On May 11, aide to President of Russia Vladimir Kozhin told Russian newspaper Izvestia that there had been no talks over a possible S-300 surface-to-air missile systems delivery to Syria.
“So far, there has been no talk of deliveries of modern new systems”, Kozhin said.
He also noted that the Syrian Arab Armed Forces have “all they need”.
According to the Russian state-run news agency Sputnik, Russian Presidential spokesman Dmitry Peskov declined to comment Kozhin’s remarks saying that it would be wrong to connect those statements with Israeli Prime Minister Benjamin Netanyahu’s visit to Russia.
“We never announced these deliveries as such. However, we said that after the strikes [by the US, France and the UK on Syria], Russia reserves the right to do whatever it deems necessary,” Peskov said.
Netanyahu met with Russian President Vladimir Putin on May 9. Following the talks, the Israeli prime minister said he has no reason to believe Russia will attempt to limit Israel’s freedom of operation in the region.
“I told President Putin that it is our right and indeed our duty to take any steps required for to safeguard our security interests,” Netanyahu told reporters on a telephone briefing from Moscow airport, minutes before taking off en route back to Tel Aviv.
Let’s take a look how the S-300 story has developed since mid April:
First reports about the possible S-300 surface-to-air missile systems delivery to Syria appeared following a joint missile strike by the US, France and the UK on the country on April 14.
On April 14, at a press briefing in the Russian Defense Ministry, Head of the Russian General Staff’s Main Operations Directorate Sergei Rudskoi told reporters that Russia could renew the discussions over supplying S-300 missile systems to Syria “considering the latest developments”.
On April 16, Russian Minister of Foreign Affairs Sergey Lavrov said that Russia was ready to consider any help for strengthening Syria’s defenses, including the S-300 surface-to-air missile systems.
On April 23, Russian media speculated quoting military-diplomatic sources that Russia could deliver its S-300 missile systems to Syria “within one month”. On the same day, Lavrov stated that the issue of Russia’s supplies of S-300 missile systems hadn’t been decided upon yet.

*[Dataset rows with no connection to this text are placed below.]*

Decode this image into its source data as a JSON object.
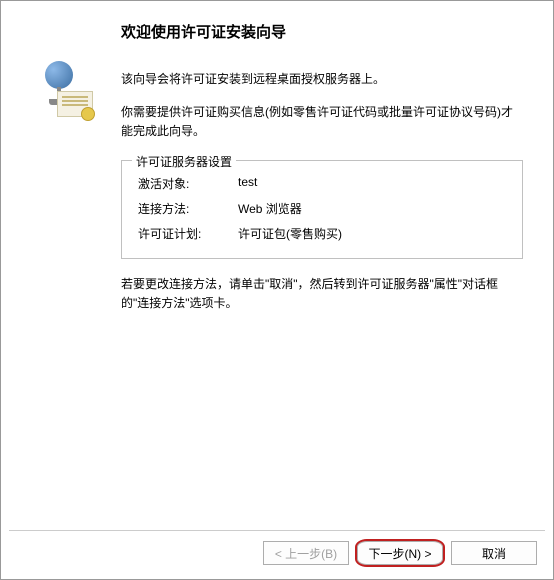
{
  "title": "欢迎使用许可证安装向导",
  "intro1": "该向导会将许可证安装到远程桌面授权服务器上。",
  "intro2": "你需要提供许可证购买信息(例如零售许可证代码或批量许可证协议号码)才能完成此向导。",
  "group": {
    "title": "许可证服务器设置",
    "rows": [
      {
        "label": "激活对象:",
        "value": "test"
      },
      {
        "label": "连接方法:",
        "value": "Web 浏览器"
      },
      {
        "label": "许可证计划:",
        "value": "许可证包(零售购买)"
      }
    ]
  },
  "note": "若要更改连接方法，请单击\"取消\"，然后转到许可证服务器\"属性\"对话框的\"连接方法\"选项卡。",
  "buttons": {
    "back": "< 上一步(B)",
    "next": "下一步(N) >",
    "cancel": "取消"
  }
}
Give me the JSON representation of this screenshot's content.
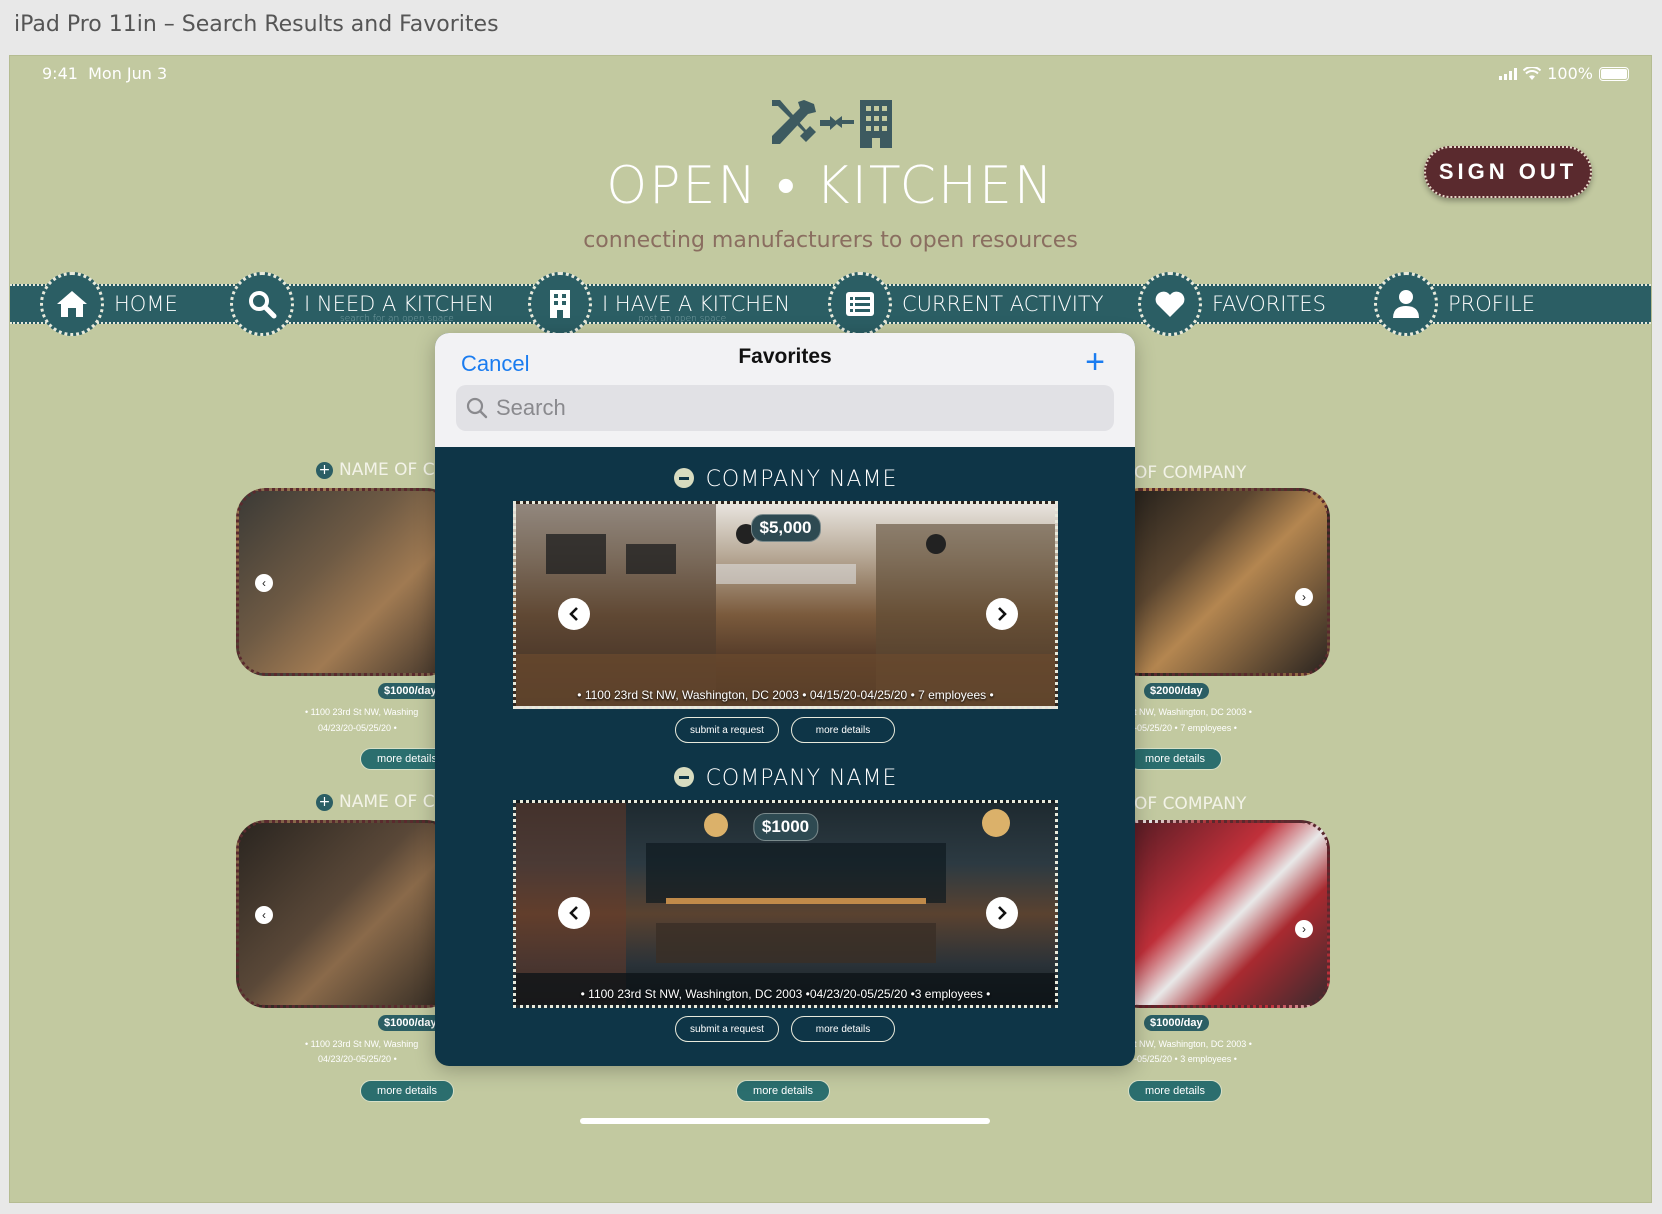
{
  "frame_title": "iPad Pro 11in – Search Results and Favorites",
  "status": {
    "time": "9:41",
    "date": "Mon Jun 3",
    "battery": "100%"
  },
  "brand": {
    "name": "OPEN • KITCHEN",
    "tagline": "connecting manufacturers to open resources"
  },
  "signout_label": "SIGN OUT",
  "nav": {
    "home": "HOME",
    "need": "I NEED A KITCHEN",
    "need_sub": "search for an open space",
    "have": "I HAVE A KITCHEN",
    "have_sub": "post an open space",
    "activity": "CURRENT ACTIVITY",
    "favorites": "FAVORITES",
    "profile": "PROFILE"
  },
  "background": {
    "left_top": {
      "name": "NAME OF CO",
      "price": "$1000/day",
      "addr": "• 1100 23rd St NW, Washing",
      "dates": "04/23/20-05/25/20 •",
      "more": "more details"
    },
    "left_bottom": {
      "name": "NAME OF CO",
      "price": "$1000/day",
      "addr": "• 1100 23rd St NW, Washing",
      "dates": "04/23/20-05/25/20 •",
      "more": "more details"
    },
    "right_top": {
      "name": "OF COMPANY",
      "price": "$2000/day",
      "addr": "t NW, Washington, DC 2003 •",
      "dates": "-05/25/20 •",
      "people": "7 employees •",
      "more": "more details"
    },
    "right_bottom": {
      "name": "OF COMPANY",
      "price": "$1000/day",
      "addr": "t NW, Washington, DC 2003 •",
      "dates": "-05/25/20 •",
      "people": "3 employees •",
      "more": "more details"
    },
    "center_bottom_more": "more details"
  },
  "modal": {
    "cancel": "Cancel",
    "title": "Favorites",
    "search_placeholder": "Search",
    "items": [
      {
        "name": "COMPANY NAME",
        "price": "$5,000",
        "info": "• 1100 23rd St NW, Washington, DC 2003 • 04/15/20-04/25/20 • 7 employees •",
        "request": "submit a request",
        "details": "more details"
      },
      {
        "name": "COMPANY NAME",
        "price": "$1000",
        "info": "• 1100 23rd St NW, Washington, DC 2003 •04/23/20-05/25/20 •3 employees •",
        "request": "submit a request",
        "details": "more details"
      }
    ]
  },
  "colors": {
    "background": "#c2c9a0",
    "nav": "#2b5e64",
    "modal": "#0e3547",
    "signout": "#5a2a2e",
    "accent": "#1a7cf0"
  }
}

Then, Peskov refused to comment on the delivery, when he had been asked about the growing complexity of the situation and with the possible supply of S-300 surface-to-air missile systems to Syria.